Saturday, March 30, 2013
Inwangsan, March 2013
One of my favorite places to visit on a tired weekend used to be Inwangsan, a small mountain just west of the main palace in Seoul.
It's an interesting place since after Buddhism was banished from the city during the Joseon Dynasty, a few of the temples relocated here, forming a clustered community of temples divided by a labyrinth of narrow alleys and stairways, clinging to the side of the granite slope.

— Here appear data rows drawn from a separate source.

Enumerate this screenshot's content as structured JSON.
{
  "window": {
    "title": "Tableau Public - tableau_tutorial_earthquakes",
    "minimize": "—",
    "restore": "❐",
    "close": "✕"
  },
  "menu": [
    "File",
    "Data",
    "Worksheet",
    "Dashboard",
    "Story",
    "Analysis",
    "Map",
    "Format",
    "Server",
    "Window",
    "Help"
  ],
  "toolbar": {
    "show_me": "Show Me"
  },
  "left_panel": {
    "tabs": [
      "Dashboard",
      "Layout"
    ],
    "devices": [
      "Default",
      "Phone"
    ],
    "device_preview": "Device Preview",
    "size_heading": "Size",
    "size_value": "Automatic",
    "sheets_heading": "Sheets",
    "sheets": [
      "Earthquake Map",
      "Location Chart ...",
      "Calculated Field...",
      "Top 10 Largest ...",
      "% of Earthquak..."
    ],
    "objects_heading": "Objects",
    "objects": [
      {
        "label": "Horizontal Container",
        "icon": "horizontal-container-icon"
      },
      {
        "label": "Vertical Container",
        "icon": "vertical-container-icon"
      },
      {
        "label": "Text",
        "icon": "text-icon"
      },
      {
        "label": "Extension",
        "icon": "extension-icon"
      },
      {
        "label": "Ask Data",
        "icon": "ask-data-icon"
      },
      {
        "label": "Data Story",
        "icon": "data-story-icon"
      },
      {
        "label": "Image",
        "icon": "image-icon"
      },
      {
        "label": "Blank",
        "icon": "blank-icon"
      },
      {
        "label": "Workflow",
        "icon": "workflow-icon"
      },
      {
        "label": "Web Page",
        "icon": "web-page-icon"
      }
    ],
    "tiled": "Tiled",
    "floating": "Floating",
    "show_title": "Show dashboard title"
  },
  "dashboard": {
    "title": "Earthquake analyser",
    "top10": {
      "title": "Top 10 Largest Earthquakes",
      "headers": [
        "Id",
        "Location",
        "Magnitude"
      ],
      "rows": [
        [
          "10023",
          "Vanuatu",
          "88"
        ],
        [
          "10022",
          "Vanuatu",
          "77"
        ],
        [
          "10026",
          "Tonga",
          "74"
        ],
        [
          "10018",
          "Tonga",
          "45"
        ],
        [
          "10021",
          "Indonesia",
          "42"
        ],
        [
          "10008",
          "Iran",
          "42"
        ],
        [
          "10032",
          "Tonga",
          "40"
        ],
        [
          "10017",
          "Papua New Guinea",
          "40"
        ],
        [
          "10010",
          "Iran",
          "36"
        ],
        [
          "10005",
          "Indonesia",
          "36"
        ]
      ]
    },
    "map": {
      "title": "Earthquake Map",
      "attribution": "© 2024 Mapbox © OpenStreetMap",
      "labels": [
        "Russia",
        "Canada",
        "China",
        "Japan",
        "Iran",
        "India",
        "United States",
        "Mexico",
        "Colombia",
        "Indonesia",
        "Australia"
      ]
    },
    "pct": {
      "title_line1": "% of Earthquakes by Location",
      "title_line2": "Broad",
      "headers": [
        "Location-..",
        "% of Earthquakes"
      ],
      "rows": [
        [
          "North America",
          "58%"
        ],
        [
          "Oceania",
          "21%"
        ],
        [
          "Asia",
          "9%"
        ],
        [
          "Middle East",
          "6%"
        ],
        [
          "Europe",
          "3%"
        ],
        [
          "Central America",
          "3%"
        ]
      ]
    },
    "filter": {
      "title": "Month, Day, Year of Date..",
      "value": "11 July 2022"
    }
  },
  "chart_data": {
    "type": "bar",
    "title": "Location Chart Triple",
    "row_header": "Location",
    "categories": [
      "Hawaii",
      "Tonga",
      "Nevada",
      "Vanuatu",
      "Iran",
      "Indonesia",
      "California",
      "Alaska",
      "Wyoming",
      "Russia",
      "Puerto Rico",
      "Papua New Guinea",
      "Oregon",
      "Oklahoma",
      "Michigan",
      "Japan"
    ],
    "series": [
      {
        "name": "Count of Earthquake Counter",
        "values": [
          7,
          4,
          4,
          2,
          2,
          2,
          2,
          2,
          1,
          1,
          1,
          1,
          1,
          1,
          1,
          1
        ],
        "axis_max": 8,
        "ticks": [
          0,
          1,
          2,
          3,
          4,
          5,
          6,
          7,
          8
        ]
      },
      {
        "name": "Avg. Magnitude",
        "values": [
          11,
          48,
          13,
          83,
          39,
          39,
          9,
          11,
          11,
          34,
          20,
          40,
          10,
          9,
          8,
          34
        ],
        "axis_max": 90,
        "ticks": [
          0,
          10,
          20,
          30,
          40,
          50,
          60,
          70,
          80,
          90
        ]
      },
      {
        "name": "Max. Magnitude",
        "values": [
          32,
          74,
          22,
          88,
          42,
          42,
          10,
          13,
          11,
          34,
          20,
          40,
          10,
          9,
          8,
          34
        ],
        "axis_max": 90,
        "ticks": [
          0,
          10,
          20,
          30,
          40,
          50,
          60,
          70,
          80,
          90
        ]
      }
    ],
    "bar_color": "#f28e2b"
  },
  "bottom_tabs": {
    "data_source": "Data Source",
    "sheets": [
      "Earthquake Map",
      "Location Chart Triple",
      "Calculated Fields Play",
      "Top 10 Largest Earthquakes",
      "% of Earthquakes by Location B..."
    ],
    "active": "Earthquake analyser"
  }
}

Eunbong and I visited Inwangsan for the first time together recently, and though we didn't make it any further up the mountains than the temples, it was nice to go back to a place that was once very familiar. We did manage to make it up to Seon Bawi (Zen Rock), which is supposed to resemble two seated monks. I'm not sure if I see them when I look, but it is undeniably one of the more interesting rock formations I've encountered, which, wether or not I see two monks, makes it worthy of at least three bows!
If we'd continued just a short way up, there is a cute looking ancient Buddha low-relief carving in the granite, where there was always at least a few shamans performing rituals. The absence of their clanging gongs was noticeable, though, and Eunbong told me there was a sign saying that shamanistic rituals were no longer permitted. What ever the reason may be, I hope that it's not for the sake of the apartment block that has sprung up next to the mountain, nearly eye level with the temples. Impermanence or not, it would be a shame, in my opinion. The short hike also has some great views of old Seoul, especially around sunset, when the city lights start shining.
Next week, I dig out some older photos from previous visits.